Belarus suspends dialogue on human rights with the European Union, and also lowers the level of participation in the EU’s Eastern Partnership program. Foreign Minister Vladimir Makei said this on the air of the Belarus 1 TV channel.
“The European Union and some countries are trying to criticize us on human rights issues, on issues of democracy. All this is absolutely artificial and politicized. We see that with the UN Human Rights Council and a number of other organizations,” noted the minister.
“We see no point in continuing the dialogue on human rights with the EU. We will suspend it until the EU changes the policy of the European Bank for Reconstruction and Development and the European Investment Bank, which have frozen the cooperation programs with Belarus. We do not see much sense in working on the full-fledged basis in the Eastern Partnership initiative,” said Makei.
He added that all these measures are only a response to the “provocative, destructive steps” that the European partners have taken towards Belarus. Makei said that “if someone wants to set fire in the region,” Belarus has a sufficient set of tools to respond adequately.
According to Makei, the expediency of cooperation between Belarus and the EU on nuclear energy, common fight against illegal emigration, border crime, drug smuggling, etc. can be reconsidered. He also hinted at the suspension of humanitarian and educational programs in Belarus.
“But we would not like, I repeat once again, to resort to this. I hope that common sense will prevail and no one would like to build new Berlin walls,” stressed Makei.
On Tuesday, it became known that Belarus mirrored its sanctions list on the EU member states and Canada in response to the decision of the EU Council to impose restricitve measures on Belarus. The Foreign Ministry reported that it wouldn’t not make the list publicбas a courtesy.

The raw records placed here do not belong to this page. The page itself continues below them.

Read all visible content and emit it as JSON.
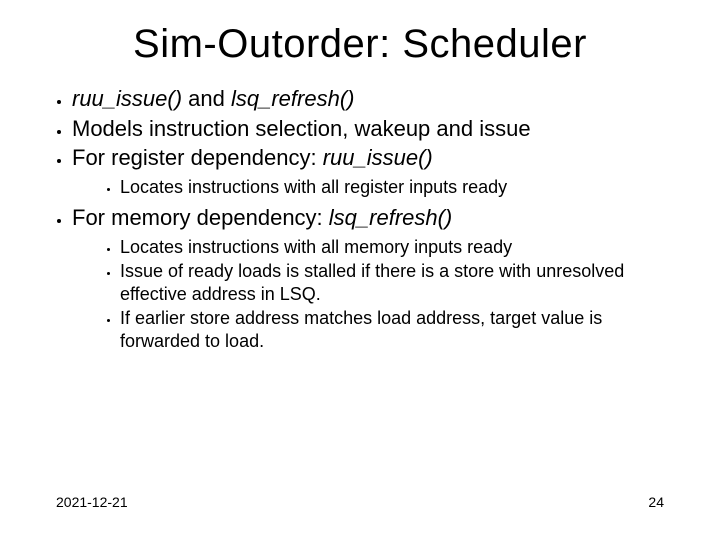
{
  "title": "Sim-Outorder: Scheduler",
  "bullets": {
    "b1_prefix": "ruu_issue()",
    "b1_mid": " and ",
    "b1_suffix": "lsq_refresh()",
    "b2": "Models instruction selection, wakeup and issue",
    "b3_prefix": "For register dependency: ",
    "b3_italic": "ruu_issue()",
    "b3_sub1": "Locates instructions with all register inputs ready",
    "b4_prefix": "For memory dependency: ",
    "b4_italic": "lsq_refresh()",
    "b4_sub1": "Locates instructions with all memory inputs ready",
    "b4_sub2": "Issue of ready loads is stalled if there is a store with unresolved effective address in LSQ.",
    "b4_sub3": "If earlier store address matches load address, target value is forwarded to load."
  },
  "footer": {
    "date": "2021-12-21",
    "page": "24"
  }
}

However, the retaliatory list is equivalent, and operates within the framework of the integration associations, of which Belarus is part. Official Minsk “recommends that high-ranking European officials take this information into account when planning their trips.”